Cheerful colors and geometric shapes comprise Italian designer Elisa Passino’s debut ceramic tile collection, which has officially landed stateside through Colorado’s Decorative Materials.

WordsElizabeth Liberatore


For designer Elisa Passino, inspiration comes from anywhere and everywhere. “I try to look at everything that surrounds me as a possible inspiration, every little thing can be decontextualized to become something else,” says the young Italian designer. And her inaugural collection of tiles is a case in point. Geometrie Componibili, now available in America through Colorado’s Decorative Materials, is a graphic collection of handmade, screen-printed terra-cotta tiles inspired by everything from art to architecture to photography.

Although Passino grew up in the artistic powerhouse of Venice, Italy, the impetus for her collection came to her while living in Portugal.

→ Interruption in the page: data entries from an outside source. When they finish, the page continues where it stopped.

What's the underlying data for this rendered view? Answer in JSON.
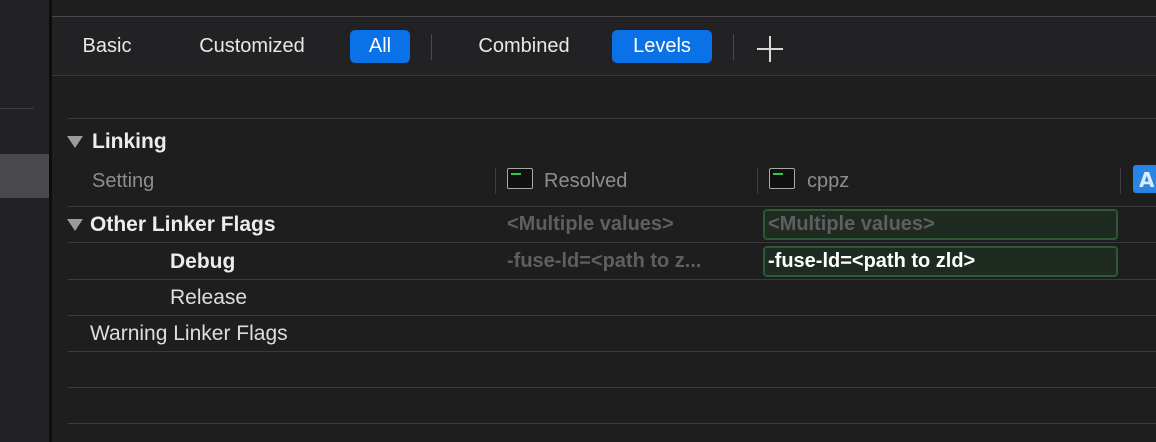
{
  "tabs": {
    "basic": "Basic",
    "customized": "Customized",
    "all": "All",
    "combined": "Combined",
    "levels": "Levels"
  },
  "section": {
    "title": "Linking"
  },
  "columns": {
    "setting": "Setting",
    "resolved": "Resolved",
    "target": "cppz"
  },
  "rows": [
    {
      "name": "Other Linker Flags",
      "resolved": "<Multiple values>",
      "target": "<Multiple values>"
    },
    {
      "name": "Debug",
      "resolved": "-fuse-ld=<path to z...",
      "target": "-fuse-ld=<path to zld>"
    },
    {
      "name": "Release"
    },
    {
      "name": "Warning Linker Flags"
    }
  ],
  "icons": {
    "plus": "plus-icon",
    "disclosure": "disclosure-triangle-icon",
    "terminal": "terminal-icon",
    "app": "app-store-icon"
  },
  "colors": {
    "accent": "#0a72e6",
    "highlight_border": "#2c5a34",
    "background": "#1e1e1f"
  }
}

Walking around the cities, Passino quickly fell in love with azulejos, elaborately painted ceramics that adorn the facades of buildings, and felt the need to do something new with the age-old Portuguese tradition. 

Inspiration for Elisa Passino’s debut line came from a variety of places, including the azulejo ceramic tradition of Portugal; the architecture of Luis Barragán and Ricardo Bofill; and the photography of Matthieu Venot, Jeanette Hägglund, and Serge Najjar.

Despite being unfamiliar with the realm of ceramic tile, Passino dove in and started developing a contemporary collection that brought together inspiration from many different areas of art and culture. The mixture of color and architecture represented in the azulejos prompted Passino to dig deeper into the “Architects of Colors,” including Le Corbusier, Ricardo Bofill, and Luis Barragán. In her research, she also stumbled upon the work of photographers like Matthieu Venot, Jeanette Hägglund, and Serge Najjar, and mused on the composition, angles, and colors of their images.

The result is nine tiles that combine geometric shapes and color to “transpose the traditional azulejo into something contemporary and eclectic,” says Passino. Paying homage to her roots and inspiration, each tile is named after an Italian architecture term including Arco (meaning “arch”) and Obelisco (meaning “obelisk”). Each design is available in a selection of colorways that can be swapped with any mix of the studio’s 18 hues like Iris Deco, Flamenco Red, and Green Salt. On top of that, a variety of orientations and combinations makes for a stunningly diverse array of possible installations.

The nine tiles of Geometrie Componibili are each named for an Italian architecture term, paying homage to Passino’s roots and inspiration. “We envision the Geometrie Componibili collection utilized on any type of feature wall from backsplashes to powder room statement walls,” says Kirsten Schmit of Decorative Materials.

The collection’s playful use of color and shapes were practically made for Instagram, which is where it caught the attention of Marketing Coordinator Kaitlyn Nannen and President Kirsten Schmit of Decorative Materials, Colorado’s hub for tile, stone, and bath products. Once the pair connected with Passino and saw the samples in person, they knew they wanted to bring Passino’s one-of-a-kind tiles to Colorado. The Geometrie Componibili collection even made the cover of Decorative Materials’ 2021 Tile Trends Forecast Look Book.

“We decided that the ceramic pattern tiles were the perfect cover feature [for the look book], and the feedback we received from clients was incredible,” Nannen says. 

Decorative Materials is the only U.S. showroom representing Passino and her work, which Nannen says is an incredible honor. Of the showroom’s partnership with Passino, Schmit adds, “We admire Elisa’s innovation and unique aesthetic on a global scale. Her work is so refreshing, crisp, and clean, and her use of color is incredibly well-executed.”